College chapel in Cambridge were purchased: the Atlas says, (fn. 7) he
was forced to purchase his peace of the King, by exchanging the
large estates (viz. thirty good manors and more) belonging to his
bishoprick, for the abbey and revenues of St. Bennet of the Holme,
which seems indeed to be the chief motive of the whole proceeding,
for that this agreement might remain firm for ever, the King got it
settled by Act of Parliament; and it was after confirmed by William
Rugg, or Reppes, his successour, under a pretence indeed of increasing
the bishoprick, though it decreased it very much; yet thus far we must
say for this bishop, that his confirmation was a means of increasing
it, for he got Hickling priory with its revenues, and a prebend in St.
Stephen's, Westminster, added to the revenues of Holme abbey, by
means thereof. But the town enjoyed the privilege but little while,
for in or before 1540 the rural deaneries came all into the bishop's
hands, and their jurisdictions into the archdeacon's, from which time
there hath been no dean of Thetford, and consequently, the spiritual
jurisdiction thereof hath ever since belonged to the bishop and archdeacon of Norwich, as it now does.
I never met with the seal of this deanery, but without doubt it had
one as well as the rest.
The patronage of it was in the Bishop, who collated the following
1175, Ranulf, the dean of Tetford, Robert the dean, his associate
1318, 17 kal. June, John de Northstrete de Buklesham, priest.
1319, 7 id. April, Robert de Kertlyngetone, sub-deacon.
1319, 15 kal. May, Alex. de Betele, sub-deacon, who resigned for
Sancroft in Suffolk.
1319, 4 kal. July, Henry de Upegate de Wyleby, priest.
1346, 15 March, Robert de Walton, accolite.
1359, Henry de Lydingtone, priest.
1360, 27 May, John Vergen, clerk, on Lydingtone's resignation.
1374, pen. Nov. William de Baketon exchanged this for Fordham
deanery, with John de Coryngham, shaveling.
1375, 17 April, Thomas, son of John Cotton of Cambridge, shaveling, on Coryngham's resignation.

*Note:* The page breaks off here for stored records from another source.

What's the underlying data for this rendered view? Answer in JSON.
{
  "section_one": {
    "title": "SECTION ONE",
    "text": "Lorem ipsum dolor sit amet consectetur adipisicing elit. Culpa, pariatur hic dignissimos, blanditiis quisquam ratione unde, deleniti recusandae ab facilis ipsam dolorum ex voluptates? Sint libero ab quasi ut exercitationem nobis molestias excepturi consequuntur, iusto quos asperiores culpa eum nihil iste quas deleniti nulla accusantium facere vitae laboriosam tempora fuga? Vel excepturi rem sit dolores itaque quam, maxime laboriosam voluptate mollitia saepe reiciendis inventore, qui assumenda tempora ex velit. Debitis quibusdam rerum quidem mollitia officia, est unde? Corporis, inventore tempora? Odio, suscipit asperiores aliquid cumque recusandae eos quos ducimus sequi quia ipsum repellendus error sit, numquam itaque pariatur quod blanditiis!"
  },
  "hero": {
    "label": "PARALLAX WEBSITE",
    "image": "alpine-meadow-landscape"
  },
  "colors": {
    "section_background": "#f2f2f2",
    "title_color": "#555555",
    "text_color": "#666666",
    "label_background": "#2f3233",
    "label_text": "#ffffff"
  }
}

1380, William Galyon, clerk.
1420, 5 October, Will. Duckett, clerk, who was the last that I meet
with, though there were several others without doubt, before the
deanery expired in 1540.